TASK TO COMPLETE
Once you have read the entries, copy all of them exactly.

DATA RECORDS
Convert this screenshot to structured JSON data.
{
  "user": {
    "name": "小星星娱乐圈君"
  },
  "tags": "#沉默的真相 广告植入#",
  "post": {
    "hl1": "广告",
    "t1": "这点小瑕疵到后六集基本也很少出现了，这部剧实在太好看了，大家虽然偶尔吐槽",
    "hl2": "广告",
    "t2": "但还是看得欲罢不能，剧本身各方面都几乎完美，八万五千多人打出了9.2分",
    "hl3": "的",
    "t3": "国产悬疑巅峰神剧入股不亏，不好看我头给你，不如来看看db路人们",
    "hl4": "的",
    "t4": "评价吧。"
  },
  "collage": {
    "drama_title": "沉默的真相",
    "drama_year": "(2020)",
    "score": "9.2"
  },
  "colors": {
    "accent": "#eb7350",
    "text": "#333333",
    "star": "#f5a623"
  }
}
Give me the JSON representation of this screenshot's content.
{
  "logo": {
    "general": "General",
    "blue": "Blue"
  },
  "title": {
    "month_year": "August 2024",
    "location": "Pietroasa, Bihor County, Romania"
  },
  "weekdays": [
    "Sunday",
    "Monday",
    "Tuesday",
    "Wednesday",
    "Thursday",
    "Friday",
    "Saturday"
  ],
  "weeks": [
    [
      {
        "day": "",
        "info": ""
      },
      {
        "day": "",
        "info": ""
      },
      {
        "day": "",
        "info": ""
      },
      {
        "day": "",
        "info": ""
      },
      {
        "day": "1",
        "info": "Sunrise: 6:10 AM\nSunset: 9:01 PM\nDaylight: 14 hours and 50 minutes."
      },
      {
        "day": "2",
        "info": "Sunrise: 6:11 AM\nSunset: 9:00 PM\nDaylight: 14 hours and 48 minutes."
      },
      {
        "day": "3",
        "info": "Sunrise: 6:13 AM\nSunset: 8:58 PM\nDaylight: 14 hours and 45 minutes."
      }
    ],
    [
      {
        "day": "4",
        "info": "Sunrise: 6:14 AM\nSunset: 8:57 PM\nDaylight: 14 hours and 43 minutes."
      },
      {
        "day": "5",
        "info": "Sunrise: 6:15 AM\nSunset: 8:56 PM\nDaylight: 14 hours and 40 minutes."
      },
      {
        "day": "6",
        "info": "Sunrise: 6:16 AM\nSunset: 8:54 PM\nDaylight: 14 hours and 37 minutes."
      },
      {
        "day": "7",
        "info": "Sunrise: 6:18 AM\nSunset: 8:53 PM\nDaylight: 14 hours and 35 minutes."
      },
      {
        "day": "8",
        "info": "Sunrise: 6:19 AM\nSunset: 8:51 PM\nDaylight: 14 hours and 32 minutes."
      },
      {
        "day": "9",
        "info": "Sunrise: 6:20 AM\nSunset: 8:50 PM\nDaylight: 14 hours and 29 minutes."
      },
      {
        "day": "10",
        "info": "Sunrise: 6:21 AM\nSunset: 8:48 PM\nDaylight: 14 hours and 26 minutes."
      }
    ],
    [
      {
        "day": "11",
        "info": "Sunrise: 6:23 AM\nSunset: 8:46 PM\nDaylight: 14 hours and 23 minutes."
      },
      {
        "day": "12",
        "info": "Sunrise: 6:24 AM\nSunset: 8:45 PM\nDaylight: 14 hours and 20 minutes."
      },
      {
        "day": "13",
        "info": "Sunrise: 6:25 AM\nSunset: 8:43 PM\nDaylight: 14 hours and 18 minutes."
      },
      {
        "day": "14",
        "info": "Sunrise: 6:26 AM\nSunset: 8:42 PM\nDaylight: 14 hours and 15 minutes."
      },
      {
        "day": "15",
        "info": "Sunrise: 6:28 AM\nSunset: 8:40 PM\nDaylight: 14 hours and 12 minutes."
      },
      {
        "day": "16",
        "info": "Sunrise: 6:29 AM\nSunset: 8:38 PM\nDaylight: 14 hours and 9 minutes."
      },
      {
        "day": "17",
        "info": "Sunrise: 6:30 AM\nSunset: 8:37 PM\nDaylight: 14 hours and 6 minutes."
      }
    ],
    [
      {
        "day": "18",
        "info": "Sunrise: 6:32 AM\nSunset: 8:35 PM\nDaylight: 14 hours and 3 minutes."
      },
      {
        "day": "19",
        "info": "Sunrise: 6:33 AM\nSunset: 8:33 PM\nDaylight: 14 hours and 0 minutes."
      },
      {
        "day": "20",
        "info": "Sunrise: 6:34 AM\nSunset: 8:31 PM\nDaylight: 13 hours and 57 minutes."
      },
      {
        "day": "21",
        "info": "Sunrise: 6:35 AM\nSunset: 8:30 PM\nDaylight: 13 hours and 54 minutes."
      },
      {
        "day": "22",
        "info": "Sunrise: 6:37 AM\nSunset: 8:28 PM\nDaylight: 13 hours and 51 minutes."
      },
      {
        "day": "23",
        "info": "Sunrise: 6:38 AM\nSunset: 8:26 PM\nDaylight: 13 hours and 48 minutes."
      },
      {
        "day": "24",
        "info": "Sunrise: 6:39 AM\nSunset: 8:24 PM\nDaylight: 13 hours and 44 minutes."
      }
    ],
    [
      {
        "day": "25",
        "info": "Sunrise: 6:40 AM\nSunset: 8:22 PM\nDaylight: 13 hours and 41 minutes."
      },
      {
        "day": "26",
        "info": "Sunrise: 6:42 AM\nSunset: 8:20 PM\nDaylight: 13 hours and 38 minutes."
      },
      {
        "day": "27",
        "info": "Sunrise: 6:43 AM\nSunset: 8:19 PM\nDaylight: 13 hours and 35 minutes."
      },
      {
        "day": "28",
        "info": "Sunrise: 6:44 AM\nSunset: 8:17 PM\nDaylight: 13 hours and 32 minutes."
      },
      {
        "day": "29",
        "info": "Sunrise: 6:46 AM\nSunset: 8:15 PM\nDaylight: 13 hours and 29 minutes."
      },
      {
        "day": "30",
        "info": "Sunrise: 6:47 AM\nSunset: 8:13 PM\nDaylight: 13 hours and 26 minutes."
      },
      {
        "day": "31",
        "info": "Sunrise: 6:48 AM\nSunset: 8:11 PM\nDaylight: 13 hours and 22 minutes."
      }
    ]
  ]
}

EXPECTED ANSWER
Convert this screenshot to structured JSON data.
{
  "user": {
    "name": "小星星娱乐圈君"
  },
  "tags": "#沉默的真相 广告植入#",
  "post": {
    "hl1": "广告",
    "t1": "这点小瑕疵到后六集基本也很少出现了，这部剧实在太好看了，大家虽然偶尔吐槽",
    "hl2": "广告",
    "t2": "但还是看得欲罢不能，剧本身各方面都几乎完美，八万五千多人打出了9.2分",
    "hl3": "的",
    "t3": "国产悬疑巅峰神剧入股不亏，不好看我头给你，不如来看看db路人们",
    "hl4": "的",
    "t4": "评价吧。"
  },
  "collage": {
    "drama_title": "沉默的真相",
    "drama_year": "(2020)",
    "score": "9.2"
  },
  "colors": {
    "accent": "#eb7350",
    "text": "#333333",
    "star": "#f5a623"
  }
}
Give me the JSON representation of this screenshot's content.
{
  "logo": {
    "general": "General",
    "blue": "Blue"
  },
  "title": {
    "month_year": "August 2024",
    "location": "Pietroasa, Bihor County, Romania"
  },
  "weekdays": [
    "Sunday",
    "Monday",
    "Tuesday",
    "Wednesday",
    "Thursday",
    "Friday",
    "Saturday"
  ],
  "weeks": [
    [
      {
        "day": "",
        "info": ""
      },
      {
        "day": "",
        "info": ""
      },
      {
        "day": "",
        "info": ""
      },
      {
        "day": "",
        "info": ""
      },
      {
        "day": "1",
        "info": "Sunrise: 6:10 AM\nSunset: 9:01 PM\nDaylight: 14 hours and 50 minutes."
      },
      {
        "day": "2",
        "info": "Sunrise: 6:11 AM\nSunset: 9:00 PM\nDaylight: 14 hours and 48 minutes."
      },
      {
        "day": "3",
        "info": "Sunrise: 6:13 AM\nSunset: 8:58 PM\nDaylight: 14 hours and 45 minutes."
      }
    ],
    [
      {
        "day": "4",
        "info": "Sunrise: 6:14 AM\nSunset: 8:57 PM\nDaylight: 14 hours and 43 minutes."
      },
      {
        "day": "5",
        "info": "Sunrise: 6:15 AM\nSunset: 8:56 PM\nDaylight: 14 hours and 40 minutes."
      },
      {
        "day": "6",
        "info": "Sunrise: 6:16 AM\nSunset: 8:54 PM\nDaylight: 14 hours and 37 minutes."
      },
      {
        "day": "7",
        "info": "Sunrise: 6:18 AM\nSunset: 8:53 PM\nDaylight: 14 hours and 35 minutes."
      },
      {
        "day": "8",
        "info": "Sunrise: 6:19 AM\nSunset: 8:51 PM\nDaylight: 14 hours and 32 minutes."
      },
      {
        "day": "9",
        "info": "Sunrise: 6:20 AM\nSunset: 8:50 PM\nDaylight: 14 hours and 29 minutes."
      },
      {
        "day": "10",
        "info": "Sunrise: 6:21 AM\nSunset: 8:48 PM\nDaylight: 14 hours and 26 minutes."
      }
    ],
    [
      {
        "day": "11",
        "info": "Sunrise: 6:23 AM\nSunset: 8:46 PM\nDaylight: 14 hours and 23 minutes."
      },
      {
        "day": "12",
        "info": "Sunrise: 6:24 AM\nSunset: 8:45 PM\nDaylight: 14 hours and 20 minutes."
      },
      {
        "day": "13",
        "info": "Sunrise: 6:25 AM\nSunset: 8:43 PM\nDaylight: 14 hours and 18 minutes."
      },
      {
        "day": "14",
        "info": "Sunrise: 6:26 AM\nSunset: 8:42 PM\nDaylight: 14 hours and 15 minutes."
      },
      {
        "day": "15",
        "info": "Sunrise: 6:28 AM\nSunset: 8:40 PM\nDaylight: 14 hours and 12 minutes."
      },
      {
        "day": "16",
        "info": "Sunrise: 6:29 AM\nSunset: 8:38 PM\nDaylight: 14 hours and 9 minutes."
      },
      {
        "day": "17",
        "info": "Sunrise: 6:30 AM\nSunset: 8:37 PM\nDaylight: 14 hours and 6 minutes."
      }
    ],
    [
      {
        "day": "18",
        "info": "Sunrise: 6:32 AM\nSunset: 8:35 PM\nDaylight: 14 hours and 3 minutes."
      },
      {
        "day": "19",
        "info": "Sunrise: 6:33 AM\nSunset: 8:33 PM\nDaylight: 14 hours and 0 minutes."
      },
      {
        "day": "20",
        "info": "Sunrise: 6:34 AM\nSunset: 8:31 PM\nDaylight: 13 hours and 57 minutes."
      },
      {
        "day": "21",
        "info": "Sunrise: 6:35 AM\nSunset: 8:30 PM\nDaylight: 13 hours and 54 minutes."
      },
      {
        "day": "22",
        "info": "Sunrise: 6:37 AM\nSunset: 8:28 PM\nDaylight: 13 hours and 51 minutes."
      },
      {
        "day": "23",
        "info": "Sunrise: 6:38 AM\nSunset: 8:26 PM\nDaylight: 13 hours and 48 minutes."
      },
      {
        "day": "24",
        "info": "Sunrise: 6:39 AM\nSunset: 8:24 PM\nDaylight: 13 hours and 44 minutes."
      }
    ],
    [
      {
        "day": "25",
        "info": "Sunrise: 6:40 AM\nSunset: 8:22 PM\nDaylight: 13 hours and 41 minutes."
      },
      {
        "day": "26",
        "info": "Sunrise: 6:42 AM\nSunset: 8:20 PM\nDaylight: 13 hours and 38 minutes."
      },
      {
        "day": "27",
        "info": "Sunrise: 6:43 AM\nSunset: 8:19 PM\nDaylight: 13 hours and 35 minutes."
      },
      {
        "day": "28",
        "info": "Sunrise: 6:44 AM\nSunset: 8:17 PM\nDaylight: 13 hours and 32 minutes."
      },
      {
        "day": "29",
        "info": "Sunrise: 6:46 AM\nSunset: 8:15 PM\nDaylight: 13 hours and 29 minutes."
      },
      {
        "day": "30",
        "info": "Sunrise: 6:47 AM\nSunset: 8:13 PM\nDaylight: 13 hours and 26 minutes."
      },
      {
        "day": "31",
        "info": "Sunrise: 6:48 AM\nSunset: 8:11 PM\nDaylight: 13 hours and 22 minutes."
      }
    ]
  ]
}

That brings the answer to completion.